* **WHAT YOU WILL DO**:
Your task is to count the lines of the records that contain "action". Answer with the number and nothing else.

Items listed in a dataset:
________________________________________
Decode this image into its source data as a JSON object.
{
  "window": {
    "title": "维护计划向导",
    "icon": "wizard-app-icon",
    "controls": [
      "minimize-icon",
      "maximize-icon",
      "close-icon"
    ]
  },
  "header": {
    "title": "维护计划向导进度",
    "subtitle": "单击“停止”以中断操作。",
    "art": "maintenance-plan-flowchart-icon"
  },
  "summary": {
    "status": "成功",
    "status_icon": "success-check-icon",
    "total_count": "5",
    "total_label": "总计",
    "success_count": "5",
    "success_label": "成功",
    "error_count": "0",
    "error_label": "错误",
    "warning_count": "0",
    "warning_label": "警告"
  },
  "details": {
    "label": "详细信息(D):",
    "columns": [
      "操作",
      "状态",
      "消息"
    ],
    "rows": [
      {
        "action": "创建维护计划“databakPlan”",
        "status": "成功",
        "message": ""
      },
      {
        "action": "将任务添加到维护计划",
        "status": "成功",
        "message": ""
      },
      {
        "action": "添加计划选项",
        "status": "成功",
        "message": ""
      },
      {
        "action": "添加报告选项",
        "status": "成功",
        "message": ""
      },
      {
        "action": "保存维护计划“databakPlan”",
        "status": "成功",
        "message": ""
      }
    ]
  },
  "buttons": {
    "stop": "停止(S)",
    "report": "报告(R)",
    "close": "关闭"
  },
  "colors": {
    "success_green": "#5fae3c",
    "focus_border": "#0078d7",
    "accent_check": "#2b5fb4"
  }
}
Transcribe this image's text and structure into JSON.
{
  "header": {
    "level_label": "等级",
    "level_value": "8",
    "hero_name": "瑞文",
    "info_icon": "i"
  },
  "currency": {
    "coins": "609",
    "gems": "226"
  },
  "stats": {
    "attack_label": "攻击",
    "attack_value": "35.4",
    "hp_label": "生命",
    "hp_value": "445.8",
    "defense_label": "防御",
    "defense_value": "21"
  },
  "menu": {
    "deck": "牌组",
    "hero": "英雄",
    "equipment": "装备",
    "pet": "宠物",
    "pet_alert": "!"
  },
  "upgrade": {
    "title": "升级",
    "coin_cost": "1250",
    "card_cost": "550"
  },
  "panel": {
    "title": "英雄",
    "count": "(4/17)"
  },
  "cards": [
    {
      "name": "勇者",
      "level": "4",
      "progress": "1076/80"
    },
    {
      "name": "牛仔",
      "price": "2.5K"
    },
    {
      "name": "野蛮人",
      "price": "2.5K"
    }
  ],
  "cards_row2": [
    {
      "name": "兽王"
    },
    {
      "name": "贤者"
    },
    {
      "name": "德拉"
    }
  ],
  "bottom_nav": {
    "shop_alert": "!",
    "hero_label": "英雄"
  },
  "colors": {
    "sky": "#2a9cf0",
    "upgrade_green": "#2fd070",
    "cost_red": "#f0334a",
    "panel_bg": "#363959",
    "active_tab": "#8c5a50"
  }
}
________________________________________
* **TASK SOLUTION**:
5